TC: I think this is really the beginning of the treatments, and I think there are some real disadvantages to the way it’s been done at the moment. I mean, it’s incredibly labor-intensive, which makes it expensive and it makes it difficult to access. So in these early stages, it’s really a third-line treatment for patients who’ve really tried everything else simply because of the cost and the inconvenience and the lack of availability. I think over the next couple of years we’re going to see more and more clinical programs such as ours taking on different aspects of the therapy, and I think that’ll be good for patients. They’ll have some diversity. I think what we do need to think about is how we can do these things more efficiently.

At the moment, we’ve got a psychiatrist and a clinical psychologist delivering the therapy, and I’d like to see a point where we could have a psychedelic therapist – perhaps someone who isn’t a psychiatrist or psychologist – working with maybe a psychologist delivering the therapy. That would certainly bring down the cost and improve the availability for the patients. We’re looking at things like group-based therapy. Again, this is very early stages, but I think that would certainly dramatically reduce cost. Certainly, my experience of that single therapy session was that I don’t think we could have achieved what we achieved if we’d had it in a group session. So, in theory, I like the idea of groups because it’s cost-effective, but I’m not certain yet whether it will ever be practical. Maybe more so with psilocybin, depending on if it is a much more internal experience.

JS: Can you give me an idea of what the sessions cost?

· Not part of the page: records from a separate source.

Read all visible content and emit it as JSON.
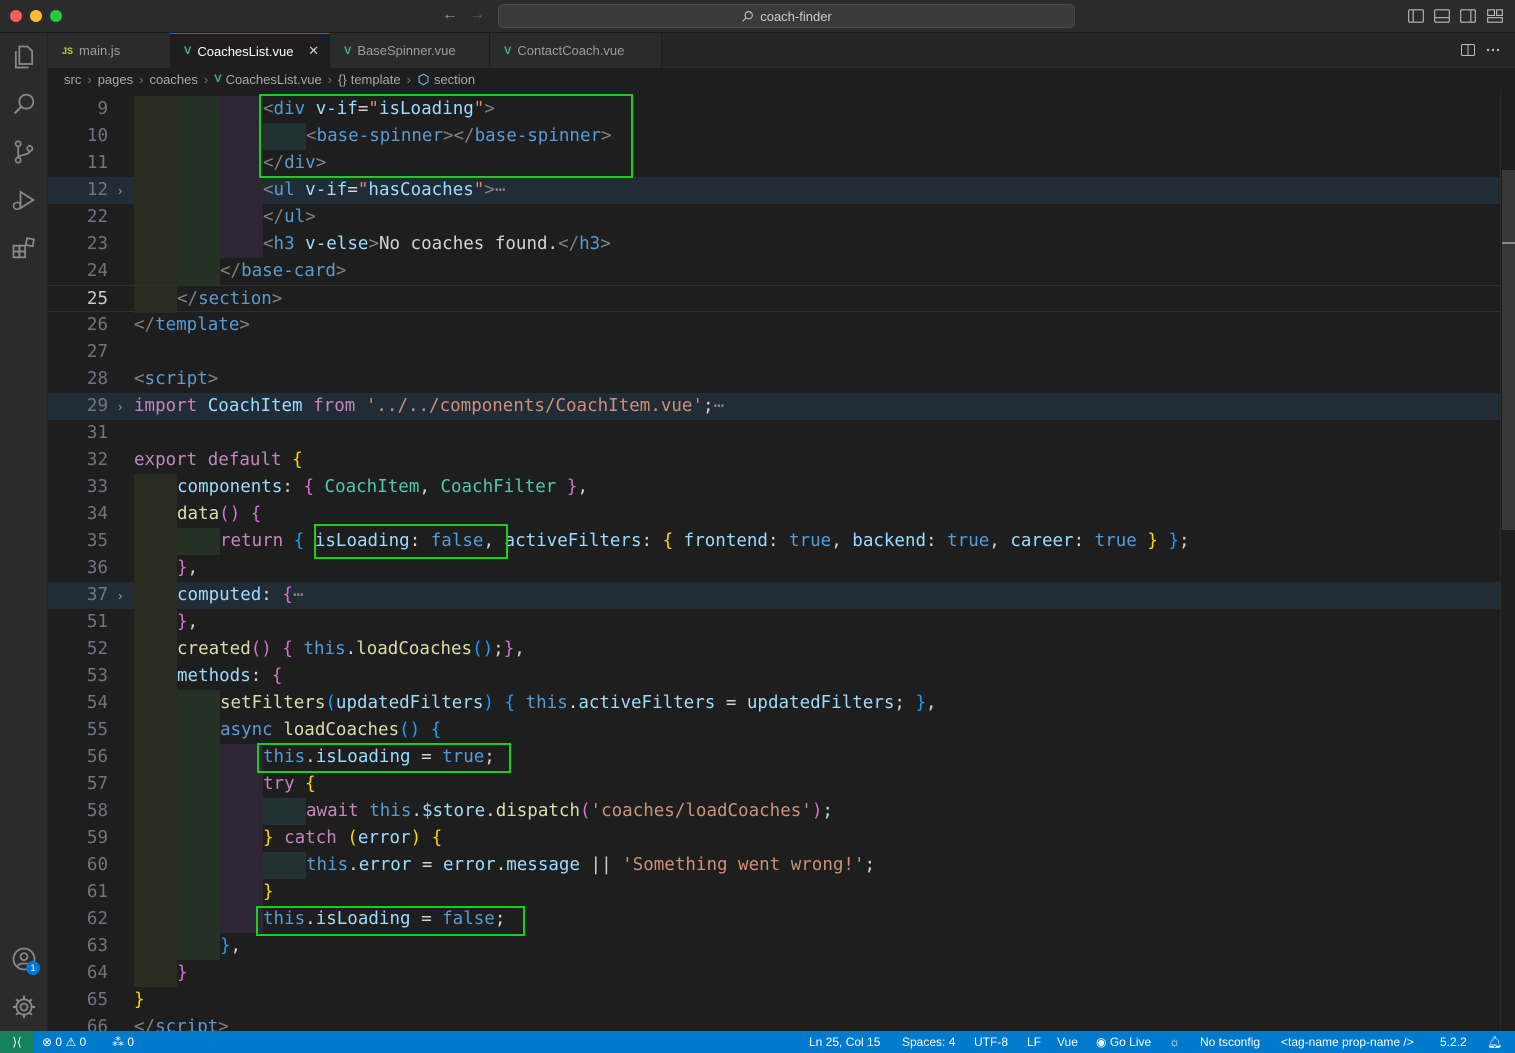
{
  "window": {
    "title": "coach-finder"
  },
  "tabs": [
    {
      "icon": "JS",
      "label": "main.js",
      "active": false
    },
    {
      "icon": "V",
      "label": "CoachesList.vue",
      "active": true,
      "close": "✕"
    },
    {
      "icon": "V",
      "label": "BaseSpinner.vue",
      "active": false
    },
    {
      "icon": "V",
      "label": "ContactCoach.vue",
      "active": false
    }
  ],
  "breadcrumb": {
    "items": [
      "src",
      "pages",
      "coaches",
      "CoachesList.vue",
      "template",
      "section"
    ],
    "template_icon": "{}",
    "vue_icon": "V"
  },
  "editor": {
    "line_numbers": [
      "9",
      "10",
      "11",
      "12",
      "22",
      "23",
      "24",
      "25",
      "26",
      "27",
      "28",
      "29",
      "31",
      "32",
      "33",
      "34",
      "35",
      "36",
      "37",
      "51",
      "52",
      "53",
      "54",
      "55",
      "56",
      "57",
      "58",
      "59",
      "60",
      "61",
      "62",
      "63",
      "64",
      "65",
      "66"
    ],
    "current_line": "25",
    "lines": [
      [
        [
          "t-br",
          "<"
        ],
        [
          "t-tag",
          "div"
        ],
        [
          "t-txt",
          " "
        ],
        [
          "t-attr",
          "v-if"
        ],
        [
          "t-txt",
          "="
        ],
        [
          "t-strq",
          "\""
        ],
        [
          "t-attr",
          "isLoading"
        ],
        [
          "t-strq",
          "\""
        ],
        [
          "t-br",
          ">"
        ]
      ],
      [
        [
          "t-br",
          "<"
        ],
        [
          "t-tag",
          "base-spinner"
        ],
        [
          "t-br",
          "></"
        ],
        [
          "t-tag",
          "base-spinner"
        ],
        [
          "t-br",
          ">"
        ]
      ],
      [
        [
          "t-br",
          "</"
        ],
        [
          "t-tag",
          "div"
        ],
        [
          "t-br",
          ">"
        ]
      ],
      [
        [
          "t-br",
          "<"
        ],
        [
          "t-tag",
          "ul"
        ],
        [
          "t-txt",
          " "
        ],
        [
          "t-attr",
          "v-if"
        ],
        [
          "t-txt",
          "="
        ],
        [
          "t-strq",
          "\""
        ],
        [
          "t-attr",
          "hasCoaches"
        ],
        [
          "t-strq",
          "\""
        ],
        [
          "t-br",
          ">"
        ],
        [
          "t-ell",
          "⋯"
        ]
      ],
      [
        [
          "t-br",
          "</"
        ],
        [
          "t-tag",
          "ul"
        ],
        [
          "t-br",
          ">"
        ]
      ],
      [
        [
          "t-br",
          "<"
        ],
        [
          "t-tag",
          "h3"
        ],
        [
          "t-txt",
          " "
        ],
        [
          "t-attr",
          "v-else"
        ],
        [
          "t-br",
          ">"
        ],
        [
          "t-txt",
          "No coaches found."
        ],
        [
          "t-br",
          "</"
        ],
        [
          "t-tag",
          "h3"
        ],
        [
          "t-br",
          ">"
        ]
      ],
      [
        [
          "t-br",
          "</"
        ],
        [
          "t-tag",
          "base-card"
        ],
        [
          "t-br",
          ">"
        ]
      ],
      [
        [
          "t-br",
          "</"
        ],
        [
          "t-tag",
          "section"
        ],
        [
          "t-br",
          ">"
        ]
      ],
      [
        [
          "t-br",
          "</"
        ],
        [
          "t-tag",
          "template"
        ],
        [
          "t-br",
          ">"
        ]
      ],
      [],
      [
        [
          "t-br",
          "<"
        ],
        [
          "t-tag",
          "script"
        ],
        [
          "t-br",
          ">"
        ]
      ],
      [
        [
          "t-kw",
          "import"
        ],
        [
          "t-txt",
          " "
        ],
        [
          "t-prop",
          "CoachItem"
        ],
        [
          "t-txt",
          " "
        ],
        [
          "t-kw",
          "from"
        ],
        [
          "t-txt",
          " "
        ],
        [
          "t-str",
          "'../../components/CoachItem.vue'"
        ],
        [
          "t-txt",
          ";"
        ],
        [
          "t-ell",
          "⋯"
        ]
      ],
      [],
      [
        [
          "t-kw",
          "export"
        ],
        [
          "t-txt",
          " "
        ],
        [
          "t-kw",
          "default"
        ],
        [
          "t-txt",
          " "
        ],
        [
          "t-b1",
          "{"
        ]
      ],
      [
        [
          "t-prop",
          "components"
        ],
        [
          "t-txt",
          ": "
        ],
        [
          "t-b2",
          "{"
        ],
        [
          "t-txt",
          " "
        ],
        [
          "t-cls",
          "CoachItem"
        ],
        [
          "t-txt",
          ", "
        ],
        [
          "t-cls",
          "CoachFilter"
        ],
        [
          "t-txt",
          " "
        ],
        [
          "t-b2",
          "}"
        ],
        [
          "t-txt",
          ","
        ]
      ],
      [
        [
          "t-fn",
          "data"
        ],
        [
          "t-b2",
          "()"
        ],
        [
          "t-txt",
          " "
        ],
        [
          "t-b2",
          "{"
        ]
      ],
      [
        [
          "t-kw",
          "return"
        ],
        [
          "t-txt",
          " "
        ],
        [
          "t-b3",
          "{"
        ],
        [
          "t-txt",
          " "
        ],
        [
          "t-prop",
          "isLoading"
        ],
        [
          "t-txt",
          ": "
        ],
        [
          "t-kw2",
          "false"
        ],
        [
          "t-txt",
          ", "
        ],
        [
          "t-prop",
          "activeFilters"
        ],
        [
          "t-txt",
          ": "
        ],
        [
          "t-b1",
          "{"
        ],
        [
          "t-txt",
          " "
        ],
        [
          "t-prop",
          "frontend"
        ],
        [
          "t-txt",
          ": "
        ],
        [
          "t-kw2",
          "true"
        ],
        [
          "t-txt",
          ", "
        ],
        [
          "t-prop",
          "backend"
        ],
        [
          "t-txt",
          ": "
        ],
        [
          "t-kw2",
          "true"
        ],
        [
          "t-txt",
          ", "
        ],
        [
          "t-prop",
          "career"
        ],
        [
          "t-txt",
          ": "
        ],
        [
          "t-kw2",
          "true"
        ],
        [
          "t-txt",
          " "
        ],
        [
          "t-b1",
          "}"
        ],
        [
          "t-txt",
          " "
        ],
        [
          "t-b3",
          "}"
        ],
        [
          "t-txt",
          ";"
        ]
      ],
      [
        [
          "t-b2",
          "}"
        ],
        [
          "t-txt",
          ","
        ]
      ],
      [
        [
          "t-prop",
          "computed"
        ],
        [
          "t-txt",
          ": "
        ],
        [
          "t-b2",
          "{"
        ],
        [
          "t-ell",
          "⋯"
        ]
      ],
      [
        [
          "t-b2",
          "}"
        ],
        [
          "t-txt",
          ","
        ]
      ],
      [
        [
          "t-fn",
          "created"
        ],
        [
          "t-b2",
          "()"
        ],
        [
          "t-txt",
          " "
        ],
        [
          "t-b2",
          "{"
        ],
        [
          "t-txt",
          " "
        ],
        [
          "t-kw2",
          "this"
        ],
        [
          "t-txt",
          "."
        ],
        [
          "t-fn",
          "loadCoaches"
        ],
        [
          "t-b3",
          "()"
        ],
        [
          "t-txt",
          ";"
        ],
        [
          "t-b2",
          "}"
        ],
        [
          "t-txt",
          ","
        ]
      ],
      [
        [
          "t-prop",
          "methods"
        ],
        [
          "t-txt",
          ": "
        ],
        [
          "t-b2",
          "{"
        ]
      ],
      [
        [
          "t-fn",
          "setFilters"
        ],
        [
          "t-b3",
          "("
        ],
        [
          "t-prop",
          "updatedFilters"
        ],
        [
          "t-b3",
          ")"
        ],
        [
          "t-txt",
          " "
        ],
        [
          "t-b3",
          "{"
        ],
        [
          "t-txt",
          " "
        ],
        [
          "t-kw2",
          "this"
        ],
        [
          "t-txt",
          "."
        ],
        [
          "t-prop",
          "activeFilters"
        ],
        [
          "t-txt",
          " = "
        ],
        [
          "t-prop",
          "updatedFilters"
        ],
        [
          "t-txt",
          "; "
        ],
        [
          "t-b3",
          "}"
        ],
        [
          "t-txt",
          ","
        ]
      ],
      [
        [
          "t-kw2",
          "async"
        ],
        [
          "t-txt",
          " "
        ],
        [
          "t-fn",
          "loadCoaches"
        ],
        [
          "t-b3",
          "()"
        ],
        [
          "t-txt",
          " "
        ],
        [
          "t-b3",
          "{"
        ]
      ],
      [
        [
          "t-kw2",
          "this"
        ],
        [
          "t-txt",
          "."
        ],
        [
          "t-prop",
          "isLoading"
        ],
        [
          "t-txt",
          " = "
        ],
        [
          "t-kw2",
          "true"
        ],
        [
          "t-txt",
          ";"
        ]
      ],
      [
        [
          "t-kw",
          "try"
        ],
        [
          "t-txt",
          " "
        ],
        [
          "t-b1",
          "{"
        ]
      ],
      [
        [
          "t-kw",
          "await"
        ],
        [
          "t-txt",
          " "
        ],
        [
          "t-kw2",
          "this"
        ],
        [
          "t-txt",
          "."
        ],
        [
          "t-prop",
          "$store"
        ],
        [
          "t-txt",
          "."
        ],
        [
          "t-fn",
          "dispatch"
        ],
        [
          "t-b2",
          "("
        ],
        [
          "t-str",
          "'coaches/loadCoaches'"
        ],
        [
          "t-b2",
          ")"
        ],
        [
          "t-txt",
          ";"
        ]
      ],
      [
        [
          "t-b1",
          "}"
        ],
        [
          "t-txt",
          " "
        ],
        [
          "t-kw",
          "catch"
        ],
        [
          "t-txt",
          " "
        ],
        [
          "t-b1",
          "("
        ],
        [
          "t-prop",
          "error"
        ],
        [
          "t-b1",
          ")"
        ],
        [
          "t-txt",
          " "
        ],
        [
          "t-b1",
          "{"
        ]
      ],
      [
        [
          "t-kw2",
          "this"
        ],
        [
          "t-txt",
          "."
        ],
        [
          "t-prop",
          "error"
        ],
        [
          "t-txt",
          " = "
        ],
        [
          "t-prop",
          "error"
        ],
        [
          "t-txt",
          "."
        ],
        [
          "t-prop",
          "message"
        ],
        [
          "t-txt",
          " || "
        ],
        [
          "t-str",
          "'Something went wrong!'"
        ],
        [
          "t-txt",
          ";"
        ]
      ],
      [
        [
          "t-b1",
          "}"
        ]
      ],
      [
        [
          "t-kw2",
          "this"
        ],
        [
          "t-txt",
          "."
        ],
        [
          "t-prop",
          "isLoading"
        ],
        [
          "t-txt",
          " = "
        ],
        [
          "t-kw2",
          "false"
        ],
        [
          "t-txt",
          ";"
        ]
      ],
      [
        [
          "t-b3",
          "}"
        ],
        [
          "t-txt",
          ","
        ]
      ],
      [
        [
          "t-b2",
          "}"
        ]
      ],
      [
        [
          "t-b1",
          "}"
        ]
      ],
      [
        [
          "t-br",
          "</"
        ],
        [
          "t-tag",
          "script"
        ],
        [
          "t-br",
          ">"
        ]
      ]
    ]
  },
  "status": {
    "remote_icon": "⟩⟨",
    "errors": "0",
    "warnings": "0",
    "ports": "0",
    "position": "Ln 25, Col 15",
    "spaces": "Spaces: 4",
    "encoding": "UTF-8",
    "eol": "LF",
    "language": "Vue",
    "golive": "Go Live",
    "tsconfig": "No tsconfig",
    "tagname": "<tag-name prop-name />",
    "version": "5.2.2"
  },
  "accounts_badge": "1",
  "colors": {
    "accent": "#0078d4",
    "statusbar": "#007acc",
    "highlight_box": "#17d117"
  }
}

TC: The U.S. dollar cost is probably around $15,000 for a course of three dosing sessions, plus all the prep and integration. But we are seeing at this early stage some interest from our veteran services in terms of supporting veterans. And they’ve been one of the big advocacy groups. The real promise of these treatments is you’re aiming to get people 100% well. We’ll see how that pans out in time. I’m not overpromising or even setting my expectations too high, but certainly when you’re talking about psychedelic-assisted therapy, it’s about a step change rather than just small increments.